**SOURCE DATA:**
◆ ◆ ◆
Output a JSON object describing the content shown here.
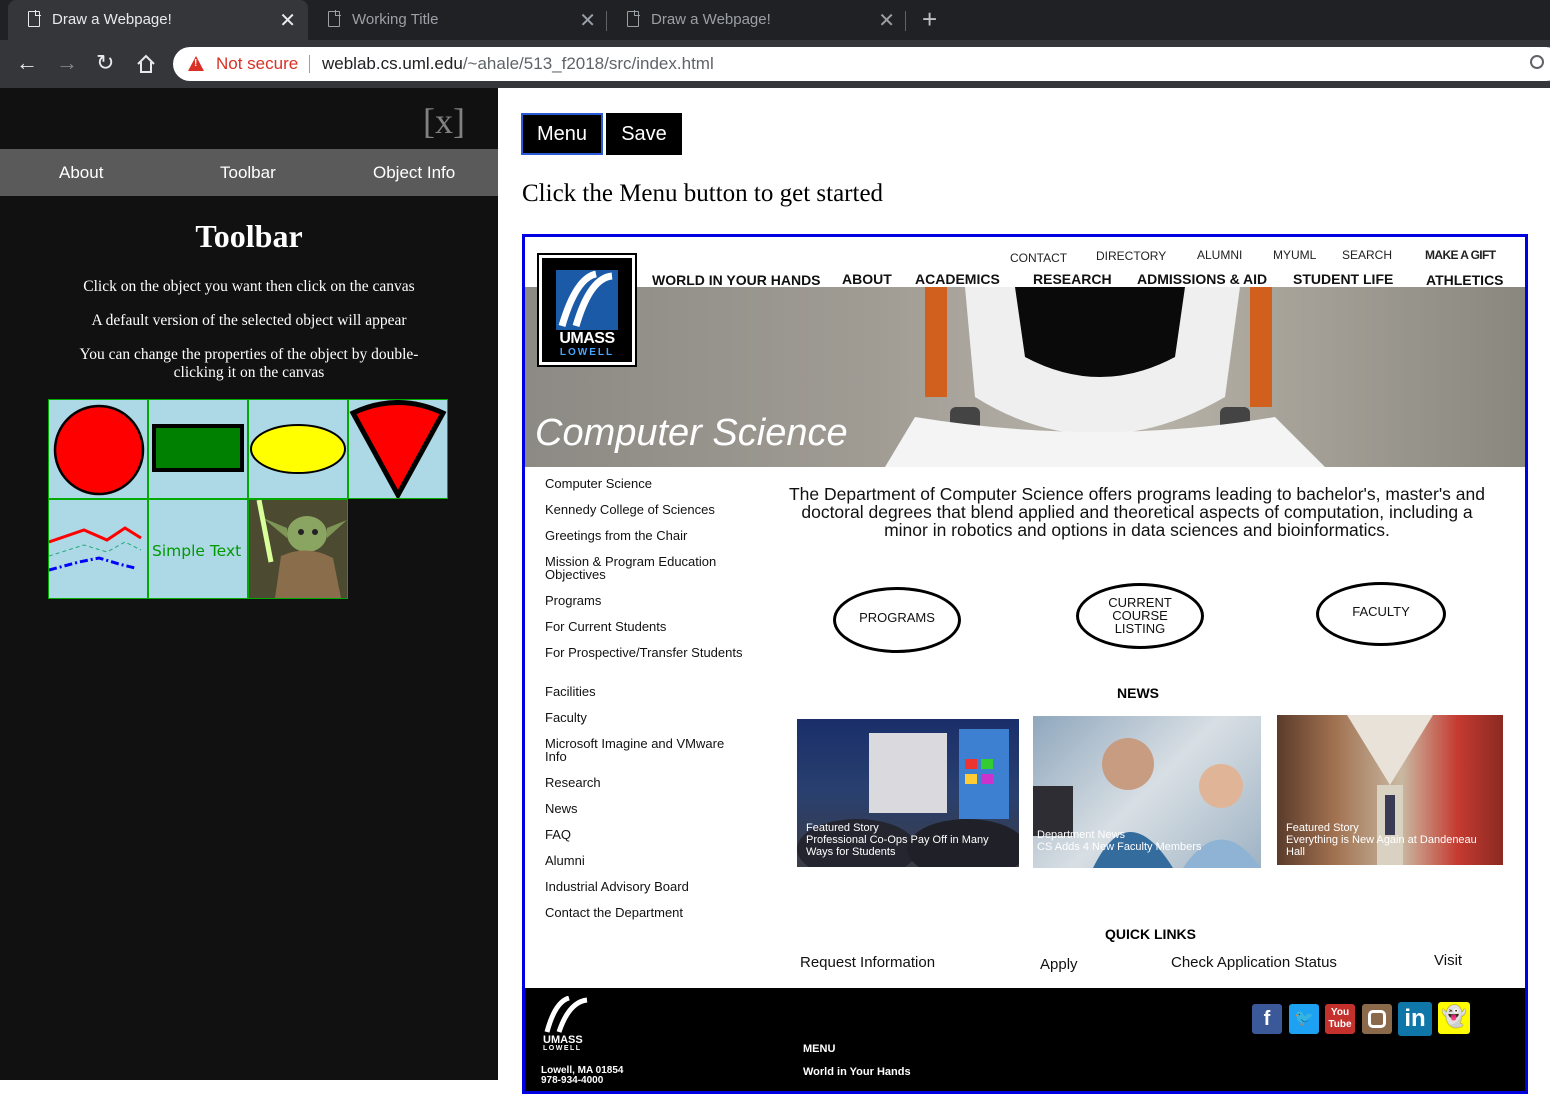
{
  "browser": {
    "tabs": [
      {
        "title": "Draw a Webpage!"
      },
      {
        "title": "Working Title"
      },
      {
        "title": "Draw a Webpage!"
      }
    ],
    "security": "Not secure",
    "url_host": "weblab.cs.uml.edu",
    "url_path": "/~ahale/513_f2018/src/index.html"
  },
  "sidebar": {
    "close": "[x]",
    "nav": [
      "About",
      "Toolbar",
      "Object Info"
    ],
    "title": "Toolbar",
    "instructions": [
      "Click on the object you want then click on the canvas",
      "A default version of the selected object will appear",
      "You can change the properties of the object by double-clicking it on the canvas"
    ],
    "tools": [
      "circle",
      "rectangle",
      "ellipse",
      "pie-slice",
      "polyline",
      "text",
      "image"
    ],
    "simple_text": "Simple Text"
  },
  "main": {
    "menu_button": "Menu",
    "save_button": "Save",
    "prompt": "Click the Menu button to get started"
  },
  "site": {
    "logo": {
      "line1": "UMASS",
      "line2": "LOWELL"
    },
    "top_links": [
      "CONTACT",
      "DIRECTORY",
      "ALUMNI",
      "MYUML",
      "SEARCH",
      "MAKE A GIFT"
    ],
    "main_nav": [
      "WORLD IN YOUR HANDS",
      "ABOUT",
      "ACADEMICS",
      "RESEARCH",
      "ADMISSIONS & AID",
      "STUDENT LIFE",
      "ATHLETICS"
    ],
    "hero_title": "Computer Science",
    "side_links": [
      "Computer Science",
      "Kennedy College of Sciences",
      "Greetings from the Chair",
      "Mission & Program Education Objectives",
      "Programs",
      "For Current Students",
      "For Prospective/Transfer Students",
      "Facilities",
      "Faculty",
      "Microsoft Imagine and VMware Info",
      "Research",
      "News",
      "FAQ",
      "Alumni",
      "Industrial Advisory Board",
      "Contact the Department"
    ],
    "intro": "The Department of Computer Science offers programs leading to bachelor's, master's and doctoral degrees that blend applied and theoretical aspects of computation, including a minor in robotics and options in data sciences and bioinformatics.",
    "ovals": [
      "PROGRAMS",
      "CURRENT COURSE LISTING",
      "FACULTY"
    ],
    "news_heading": "NEWS",
    "news": [
      {
        "caption": "Featured Story\nProfessional Co-Ops Pay Off in Many Ways for Students"
      },
      {
        "caption": "Department News\nCS Adds 4 New Faculty Members"
      },
      {
        "caption": "Featured Story\nEverything is New Again at Dandeneau Hall"
      }
    ],
    "quick_links_heading": "QUICK LINKS",
    "quick_links": [
      "Request Information",
      "Apply",
      "Check Application Status",
      "Visit"
    ],
    "footer": {
      "menu": "MENU",
      "menu_item": "World in Your Hands",
      "address": "Lowell, MA 01854",
      "phone": "978-934-4000"
    },
    "social": [
      "facebook",
      "twitter",
      "youtube",
      "instagram",
      "linkedin",
      "snapchat"
    ]
  }
}
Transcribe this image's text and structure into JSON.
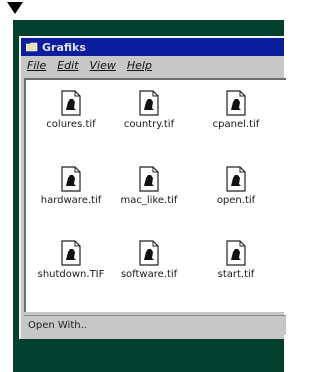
{
  "window": {
    "title": "Grafiks"
  },
  "menu": [
    {
      "label": "File"
    },
    {
      "label": "Edit"
    },
    {
      "label": "View"
    },
    {
      "label": "Help"
    }
  ],
  "files": [
    {
      "name": "colures.tif"
    },
    {
      "name": "country.tif"
    },
    {
      "name": "cpanel.tif"
    },
    {
      "name": "hardware.tif"
    },
    {
      "name": "mac_like.tif"
    },
    {
      "name": "open.tif"
    },
    {
      "name": "shutdown.TIF"
    },
    {
      "name": "software.tif"
    },
    {
      "name": "start.tif"
    }
  ],
  "status": {
    "text": "Open With.."
  },
  "colors": {
    "titlebar": "#0a1d9c",
    "desktop": "#04402e",
    "chrome": "#c7c7c7"
  },
  "icons": {
    "file_icon": "tif-document-icon",
    "app_icon": "folder-icon"
  }
}
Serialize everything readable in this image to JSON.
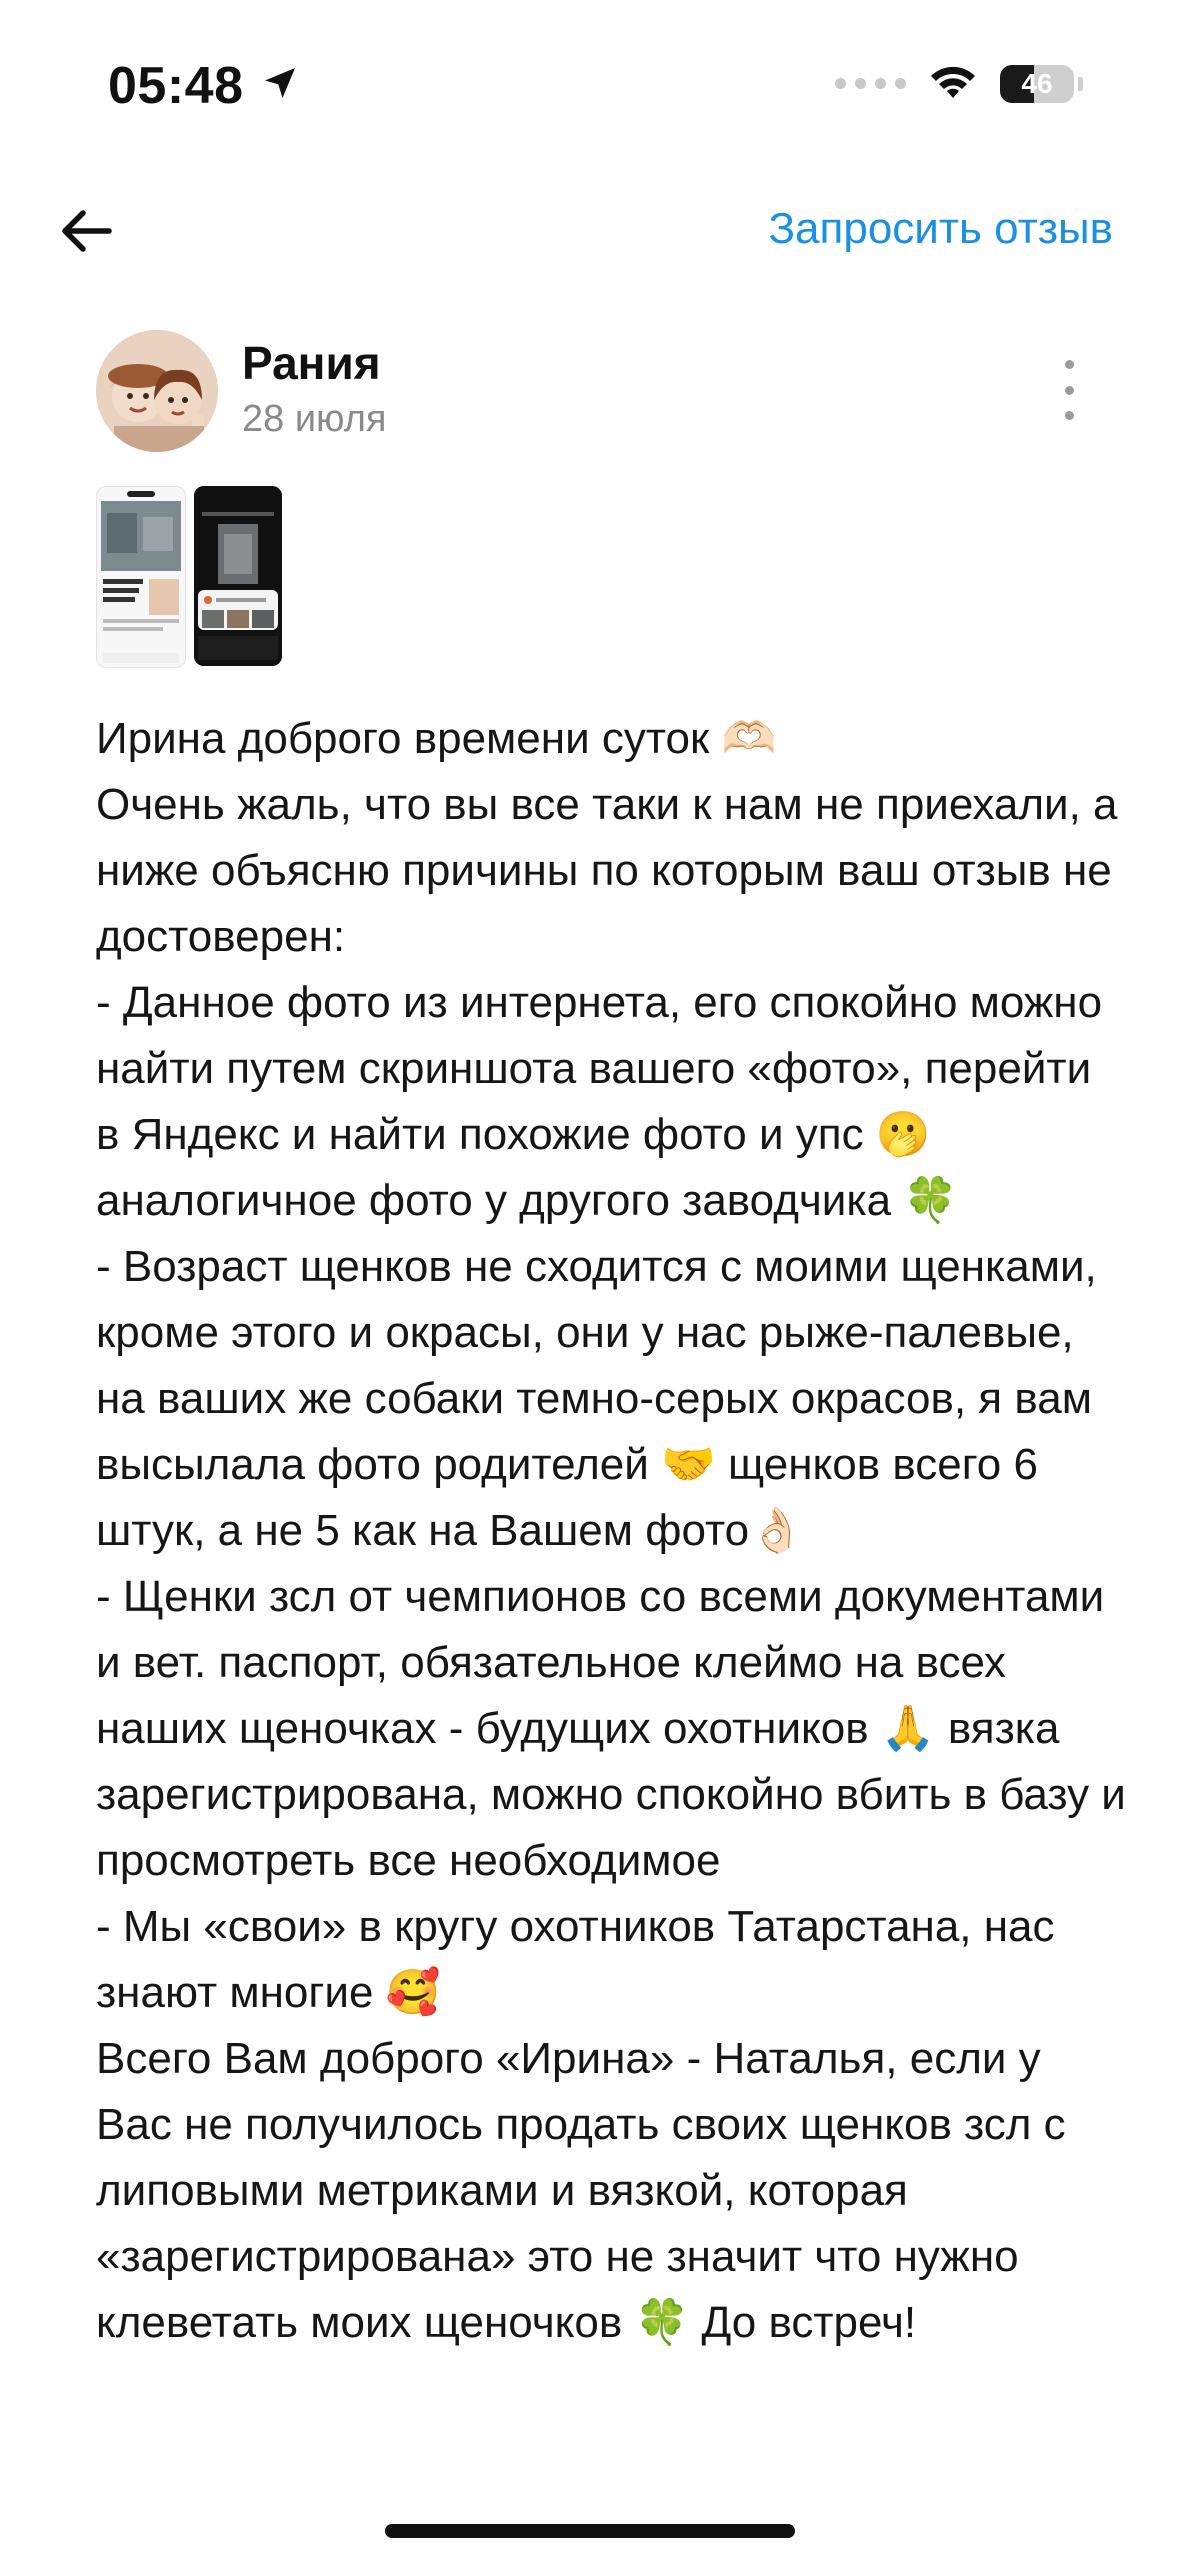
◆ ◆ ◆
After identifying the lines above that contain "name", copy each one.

**FINISHED TASK:**
      "name": "colures.tif"
      "name": "country.tif"
      "name": "cpanel.tif"
      "name": "hardware.tif"
      "name": "mac_like.tif"
      "name": "open.tif"
      "name": "shutdown.TIF"
      "name": "software.tif"
      "name": "start.tif"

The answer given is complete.